Seems that we all have different ways of approaching a New Year and that is probably good. But I really like Dr. Phil’s typical question, “Is it working for you?” That really gets to the heart of our lives and what we are creating.
As you look over the past year and where you are now, you might first ask yourself what the things are that are working. Does it include your relationships with spouse, children, family, community? How about your work? Lifestyle habits like nutrition, exercise, sleep, stress management? Is your personal health where you would like it?
It was Einstein who (loosely) said we can’t expect to solve our problems by doing the same thing over and over. That’s insanity!
So, if something isn’t working, a new approach is required.
Sometimes that means getting a new perspective on the issue. Maybe getting more educated about it. Maybe coming up with newer and more creative ideas about the issue and the solutions than you ever considered before. Maybe getting some outside help.

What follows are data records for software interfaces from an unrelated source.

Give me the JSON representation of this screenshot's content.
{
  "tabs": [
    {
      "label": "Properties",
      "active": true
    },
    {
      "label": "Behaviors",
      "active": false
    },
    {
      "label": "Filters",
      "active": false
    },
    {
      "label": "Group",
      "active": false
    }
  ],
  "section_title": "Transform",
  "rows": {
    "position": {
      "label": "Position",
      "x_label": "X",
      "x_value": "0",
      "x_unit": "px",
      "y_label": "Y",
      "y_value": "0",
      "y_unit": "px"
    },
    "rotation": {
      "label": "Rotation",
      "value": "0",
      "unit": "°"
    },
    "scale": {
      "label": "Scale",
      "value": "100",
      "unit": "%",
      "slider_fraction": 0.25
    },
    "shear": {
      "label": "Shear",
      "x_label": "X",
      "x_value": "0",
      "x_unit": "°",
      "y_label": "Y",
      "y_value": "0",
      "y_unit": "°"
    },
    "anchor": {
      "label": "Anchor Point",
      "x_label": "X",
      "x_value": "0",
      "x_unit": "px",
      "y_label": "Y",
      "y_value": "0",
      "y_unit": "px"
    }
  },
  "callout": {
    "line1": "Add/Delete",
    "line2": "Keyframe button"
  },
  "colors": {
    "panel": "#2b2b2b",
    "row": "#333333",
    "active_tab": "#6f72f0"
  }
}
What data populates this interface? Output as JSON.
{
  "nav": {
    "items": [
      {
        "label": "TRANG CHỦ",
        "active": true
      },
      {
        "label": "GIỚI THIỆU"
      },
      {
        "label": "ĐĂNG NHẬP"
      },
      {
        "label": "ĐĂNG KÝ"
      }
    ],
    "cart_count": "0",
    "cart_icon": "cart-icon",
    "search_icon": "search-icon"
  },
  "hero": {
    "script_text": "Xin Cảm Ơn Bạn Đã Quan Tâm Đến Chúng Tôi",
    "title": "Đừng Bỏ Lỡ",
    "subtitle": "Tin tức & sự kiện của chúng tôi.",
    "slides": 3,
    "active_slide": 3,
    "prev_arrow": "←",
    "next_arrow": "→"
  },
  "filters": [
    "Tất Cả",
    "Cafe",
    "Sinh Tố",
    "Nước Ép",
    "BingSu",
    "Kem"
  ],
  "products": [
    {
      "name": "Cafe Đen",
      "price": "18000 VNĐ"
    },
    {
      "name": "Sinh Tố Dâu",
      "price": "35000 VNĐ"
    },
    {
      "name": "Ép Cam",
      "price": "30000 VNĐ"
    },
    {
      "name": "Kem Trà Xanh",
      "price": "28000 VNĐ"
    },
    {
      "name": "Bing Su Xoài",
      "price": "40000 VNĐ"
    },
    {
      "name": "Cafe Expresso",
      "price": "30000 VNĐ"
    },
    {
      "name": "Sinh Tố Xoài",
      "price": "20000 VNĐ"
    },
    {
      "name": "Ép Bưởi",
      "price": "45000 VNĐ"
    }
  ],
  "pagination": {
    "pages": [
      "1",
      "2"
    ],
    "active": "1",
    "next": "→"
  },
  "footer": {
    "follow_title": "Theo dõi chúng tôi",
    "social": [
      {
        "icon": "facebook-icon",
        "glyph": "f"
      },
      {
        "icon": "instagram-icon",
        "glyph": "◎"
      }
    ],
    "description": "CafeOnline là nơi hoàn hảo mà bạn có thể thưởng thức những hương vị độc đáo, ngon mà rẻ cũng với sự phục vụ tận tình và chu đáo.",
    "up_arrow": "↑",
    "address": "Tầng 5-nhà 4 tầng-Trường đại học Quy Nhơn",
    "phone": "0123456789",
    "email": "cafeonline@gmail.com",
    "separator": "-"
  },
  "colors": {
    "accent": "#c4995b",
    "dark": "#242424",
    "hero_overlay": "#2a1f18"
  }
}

Life can sometimes get into a merry-go-round numbing sequence, and it’s so easy to get on and do the same thing over and over again. And then at some point an event or other change stops the perpetual motion so that we wake up to other realities of existence and create something new. Haven’t you had that happen to you? I have.
For some, unfortunately, those wake up moments don’t get their attention unless it is really a severe event – like the death of someone close, a diagnosis of a life threatening disease, losing a job, a divorce. But why does it take those kinds of events to stop the carrousel, rather than periodically just pausing to take a personal inventory and asking ourselves,
“Is it working for me?”
Jean Houston, a favorite anthropologist/philosopher/social artist and friend of mine, wrote a book about the trim tab effect. Having gotten my pilot’s license years ago, this concept intrigued me. Her point was that we can draw a parallel to our lives from how a pilot trims the tabs of an airplane so that the course direction slightly changes and our destination point will be very different from the original one.
Yes, I see that a lot with our health and well-being. It may be just a class I take on Tai Chi, or a consistent exercise program, or a new tool for managing stress, or a few nutritional supplements, 5-10 pounds of weight loss – any of those has the potential to “trim my tab” and create a new destination point for me in my life journey.
It’s so easy to think that change has to come in big shifts and then get overwhelmed because it would require too much from us.
But when we can truly embrace the fact that small changes can make major differences in our lives, we are on the path toward true change.
The philosophical concept called “Kaizen” is also relevant here. It was developed in industry in post-war Japan, but its principles carry through to all aspects of life. One of its basic concepts is that when we make small changes, we are more likely to improve things over the long term.
As you put into place your New Year’s plans, may you have insight and courage to make the small changes that can create a life that’s working for you!
To our best year yet, 2014!
Jane Kennedy, CFNP, MN, MPH